SOURCE RECORDS Start Marker

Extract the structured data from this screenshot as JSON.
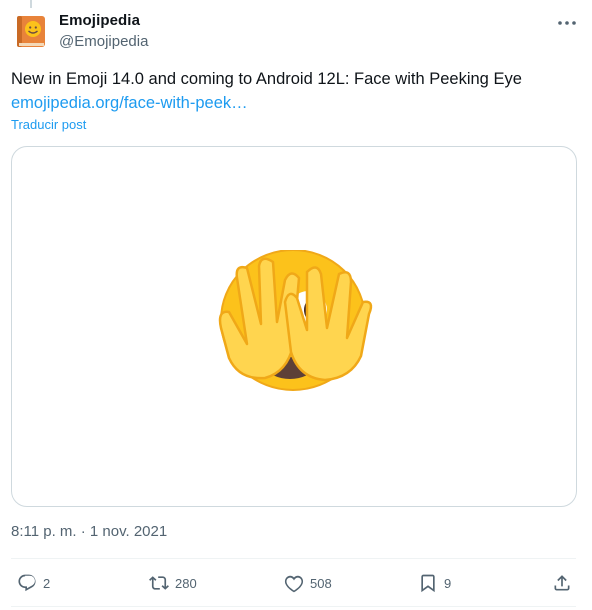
{
  "author": {
    "display_name": "Emojipedia",
    "handle": "@Emojipedia"
  },
  "tweet": {
    "text": "New in Emoji 14.0 and coming to Android 12L: Face with Peeking Eye",
    "link_text": "emojipedia.org/face-with-peek…",
    "translate_label": "Traducir post",
    "media_description": "face-with-peeking-eye emoji",
    "timestamp": "8:11 p. m. · 1 nov. 2021"
  },
  "actions": {
    "replies": "2",
    "reposts": "280",
    "likes": "508",
    "bookmarks": "9"
  },
  "colors": {
    "link": "#1d9bf0",
    "secondary_text": "#536471",
    "emoji_yellow": "#fcc21b",
    "hand_yellow": "#ffd54f"
  },
  "icons": {
    "more": "more-horizontal-icon",
    "reply": "reply-icon",
    "repost": "repost-icon",
    "like": "heart-icon",
    "bookmark": "bookmark-icon",
    "share": "share-icon"
  }
}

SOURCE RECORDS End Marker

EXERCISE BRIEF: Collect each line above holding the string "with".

EXERCISE OUTPUT:
    "text": "New in Emoji 14.0 and coming to Android 12L: Face with Peeking Eye",
    "link_text": "emojipedia.org/face-with-peek…",
    "media_description": "face-with-peeking-eye emoji",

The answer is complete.